We spend much of our life and training as we grow up learning how to be with other people, how to share, how to maintain friendship, and how to form and keep a partnership, personally and professionally.

We rarely talk about our time alone.

There are different ways to spend this time.  More people are working virtually.  Time is spent at home or perhaps in a location such as a coffee house where others are around, there is minimal interference.  Reading.  Watching television.  Writing.  Contemplating.  Being creative.  Taking a walk.  Biking.  Going to the library.  Shopping.  Vacationing.  Cleaning.  Cooking.  Eating in a restaurant.

I prefer to make phone calls when no one is around.  I like the assurance of no interruptions or being overheard.

For many, being with someone is so important, it can be a problem when the partner wants time alone.  This prompted a question I received from someone who described herself as feeling smothered.  She said that when she cooks, her partner or children enter the kitchen, ask questions or offer opinions.  She is very desirous of having her own space more often and is concerned about hurting the feelings of these people.  She does not want them to feel rejected.

A good approach would be to have an honest confrontation with her family.  Rather than focus on what her partner and children are doing, it is wise to begin by expressing her own want.  By letting people know who we are and what our preferences are, we are introducing a topic without placing blame.  Too often we begin by telling people what they are doing that bothers us or makes us angry.  That can create resentment and defensiveness on the part of the listener.

To say, “I have a desire to work by myself at times and to not be interrupted.  It gives me a time to think and to create my own agenda.  I will come to you when I am ready to interact, and then I won’t be preoccupied.”

This statement blames no one.  It is simply a description of a preference.

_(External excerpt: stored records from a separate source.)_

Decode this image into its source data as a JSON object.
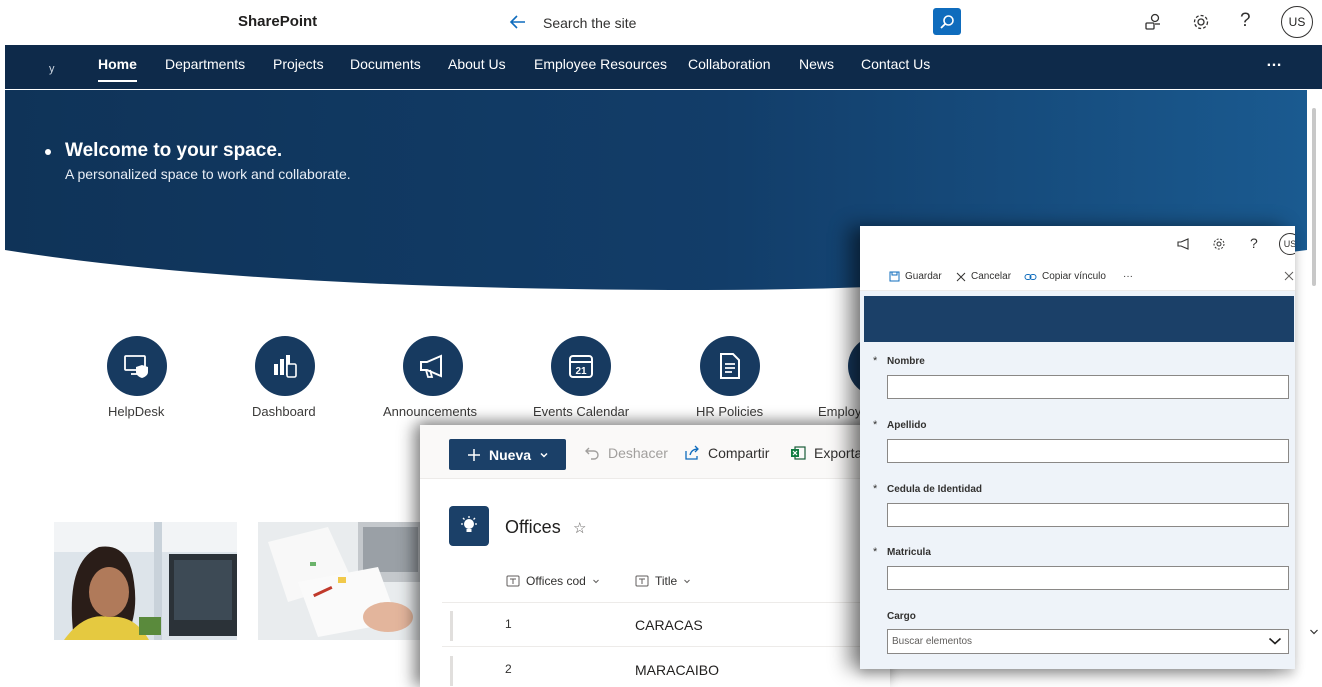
{
  "suite": {
    "brand": "SharePoint",
    "search_placeholder": "Search the site",
    "avatar": "US"
  },
  "nav": {
    "site_mark": "y",
    "items": [
      {
        "label": "Home"
      },
      {
        "label": "Departments"
      },
      {
        "label": "Projects"
      },
      {
        "label": "Documents"
      },
      {
        "label": "About Us"
      },
      {
        "label": "Employee Resources"
      },
      {
        "label": "Collaboration"
      },
      {
        "label": "News"
      },
      {
        "label": "Contact Us"
      }
    ],
    "more": "…"
  },
  "hero": {
    "title": "Welcome to your space.",
    "subtitle": "A personalized space to work and collaborate."
  },
  "quick_links": [
    {
      "label": "HelpDesk",
      "icon": "helpdesk-monitor-shield-icon"
    },
    {
      "label": "Dashboard",
      "icon": "dashboard-chart-icon"
    },
    {
      "label": "Announcements",
      "icon": "megaphone-icon"
    },
    {
      "label": "Events Calendar",
      "icon": "calendar-icon",
      "icon_text": "21"
    },
    {
      "label": "HR Policies",
      "icon": "policy-document-icon"
    },
    {
      "label": "Employ",
      "icon": "employee-icon"
    }
  ],
  "list_panel": {
    "new_label": "Nueva",
    "undo_label": "Deshacer",
    "share_label": "Compartir",
    "export_label": "Exporta",
    "title": "Offices",
    "columns": [
      "Offices cod",
      "Title"
    ],
    "rows": [
      {
        "code": "1",
        "title": "CARACAS"
      },
      {
        "code": "2",
        "title": "MARACAIBO"
      }
    ]
  },
  "form_panel": {
    "avatar": "US",
    "save_label": "Guardar",
    "cancel_label": "Cancelar",
    "copy_link_label": "Copiar vínculo",
    "more": "···",
    "fields": [
      {
        "label": "Nombre",
        "required": "*",
        "value": ""
      },
      {
        "label": "Apellido",
        "required": "*",
        "value": ""
      },
      {
        "label": "Cedula de Identidad",
        "required": "*",
        "value": ""
      },
      {
        "label": "Matricula",
        "required": "*",
        "value": ""
      }
    ],
    "select_field": {
      "label": "Cargo",
      "placeholder": "Buscar elementos"
    }
  },
  "colors": {
    "nav_bg": "#0e2a4a",
    "accent": "#1b4068",
    "search_button": "#0f6cbd"
  }
}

If one becomes aware of having time alone, it is invaluable to tell those who are around how much it is appreciated to be alone.  To credit a person for leaving us alone is very important for two reasons.  First, it clarifies our preference, and second, it is an act of appreciation which is invaluable to people.  Too often we are seen as critics.  It is nice to be experienced as a person who can acknowledge what we want and not just what we don’t want.

Have a question?  Please visit drnataliegelman.com and send a message.